New-age theory suggests Death Valley and Racetrack Playa are part of a super-dynamic tectonic system influenced by deep area seismic activity. The entire flat plain fluctuates in a double see-saw type motion. Transients demonstrate the path relative to activity which previously took place below the surface. Like a dynamic bellows, pressure placed on one end of the plain causes another end to rise or tilt respectively. In this case the pressures are applied below ground, forcing parts of the crust to inflate and retract.

Recent slope measurements demonstrate the rocks seem to be moving in a very slow upward incline indicating the system's fluctuation has since changed. Visualization of this is thinking of the flat plain as an upside-down trampoline. When pressure excites one section of the trampoline, the object at the pressure point is forced away, similar to the rocks at Racetrack Playa. Tension differential, though, is why the rocks do not jump from one place to the next.

Instead, the rocks slide along as different tethers which push upward and then relax. This is why in certain areas large groups of rocks seem to move together while others nearby don't. Areas moving together are affected by the same tether. The entire system is composed of several independent tethers relative to the activity below. Essentially, by tectonic process in a linear fashion, pushing on one side of the valley creates enough tension to bulge areas of the surface until the opposite side shifts ever to slightly, releasing the pressure and removing the bulges.

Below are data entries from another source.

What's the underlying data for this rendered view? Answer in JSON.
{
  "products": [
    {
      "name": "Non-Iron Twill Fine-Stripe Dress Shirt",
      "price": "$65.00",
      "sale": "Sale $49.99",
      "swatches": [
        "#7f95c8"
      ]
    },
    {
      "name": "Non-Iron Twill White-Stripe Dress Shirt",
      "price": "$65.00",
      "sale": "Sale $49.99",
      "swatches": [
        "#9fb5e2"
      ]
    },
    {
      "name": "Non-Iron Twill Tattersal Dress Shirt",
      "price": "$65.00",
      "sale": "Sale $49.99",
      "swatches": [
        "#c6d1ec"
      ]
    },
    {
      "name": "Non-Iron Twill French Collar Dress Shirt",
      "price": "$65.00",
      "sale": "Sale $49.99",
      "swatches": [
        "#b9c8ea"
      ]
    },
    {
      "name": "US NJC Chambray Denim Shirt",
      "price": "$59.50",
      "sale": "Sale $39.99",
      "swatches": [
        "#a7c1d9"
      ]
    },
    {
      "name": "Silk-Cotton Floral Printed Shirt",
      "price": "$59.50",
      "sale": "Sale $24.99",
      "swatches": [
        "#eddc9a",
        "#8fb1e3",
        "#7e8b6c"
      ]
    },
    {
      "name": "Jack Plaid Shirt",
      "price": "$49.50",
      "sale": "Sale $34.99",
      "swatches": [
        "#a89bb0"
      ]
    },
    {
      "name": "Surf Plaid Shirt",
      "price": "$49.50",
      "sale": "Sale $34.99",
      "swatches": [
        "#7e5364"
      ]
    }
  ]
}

Further scientific research suggests the rocks on the Playa may be moving by drastic temperature changes. The desert gets very hot during the day and temperatures plummet at night dramatically. Cold nights and presence of water may freeze parts of the Playa only to rapidly thaw when the sun rises. Frost heave could cause the surface to expand and move rocks along with it. Frozen water may also be a catalyst here on the surface, suggesting many rapid freezing and thawing days inch the rocks forward. For frost heave to be true, wouldn’t the ground be moving as well, and leave mounds behind instead of a completely flat surface?